**WHAT YOU NEED TO DO:**
Exact copies of all the lines below are needed, without the pictures.

START PROVIDED DATA

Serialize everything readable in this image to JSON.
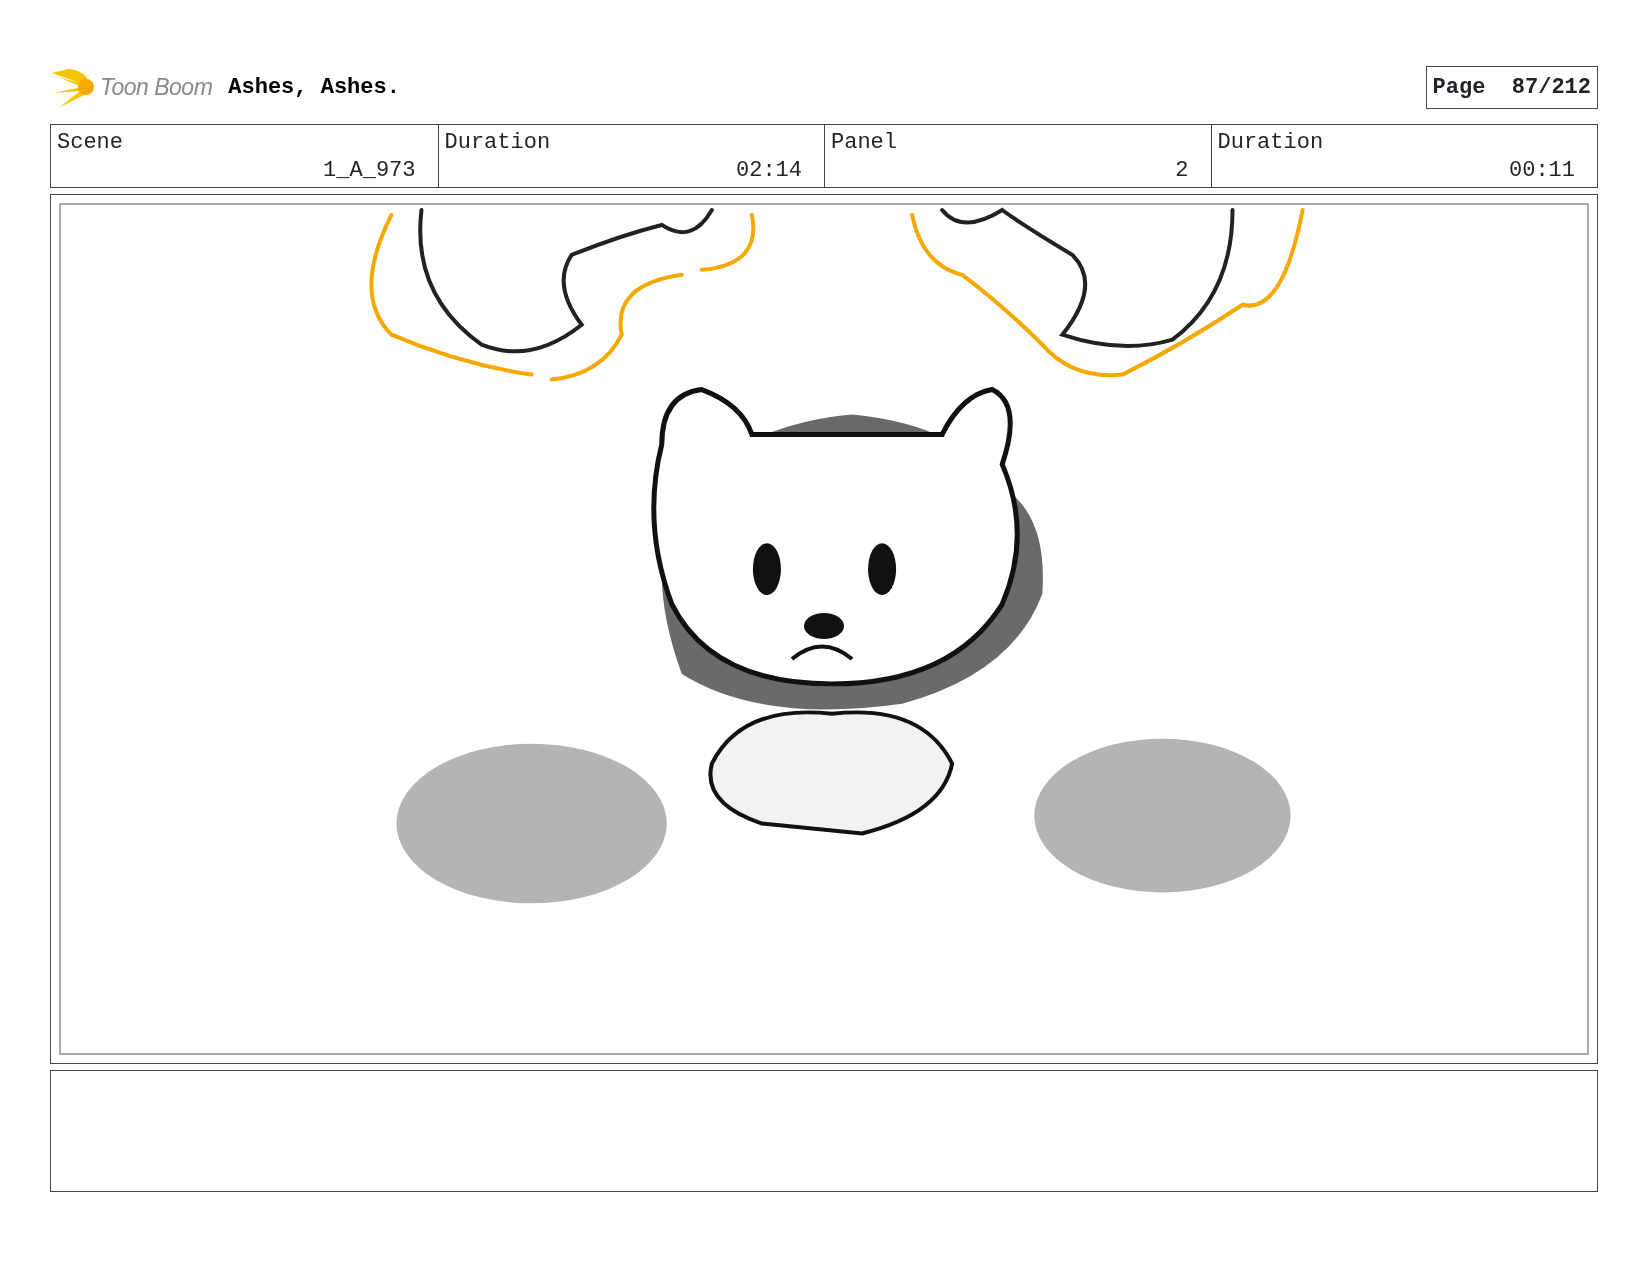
{
  "header": {
    "logo_text": "Toon Boom",
    "title": "Ashes, Ashes.",
    "page_label": "Page",
    "page_number": "87/212"
  },
  "fields": [
    {
      "label": "Scene",
      "value": "1_A_973"
    },
    {
      "label": "Duration",
      "value": "02:14"
    },
    {
      "label": "Panel",
      "value": "2"
    },
    {
      "label": "Duration",
      "value": "00:11"
    }
  ]
}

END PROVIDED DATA

**ANSWER BOX:**
Serialize everything readable in this image to JSON.
{
  "header": {
    "logo_text": "Toon Boom",
    "title": "Ashes, Ashes.",
    "page_label": "Page",
    "page_number": "87/212"
  },
  "fields": [
    {
      "label": "Scene",
      "value": "1_A_973"
    },
    {
      "label": "Duration",
      "value": "02:14"
    },
    {
      "label": "Panel",
      "value": "2"
    },
    {
      "label": "Duration",
      "value": "00:11"
    }
  ]
}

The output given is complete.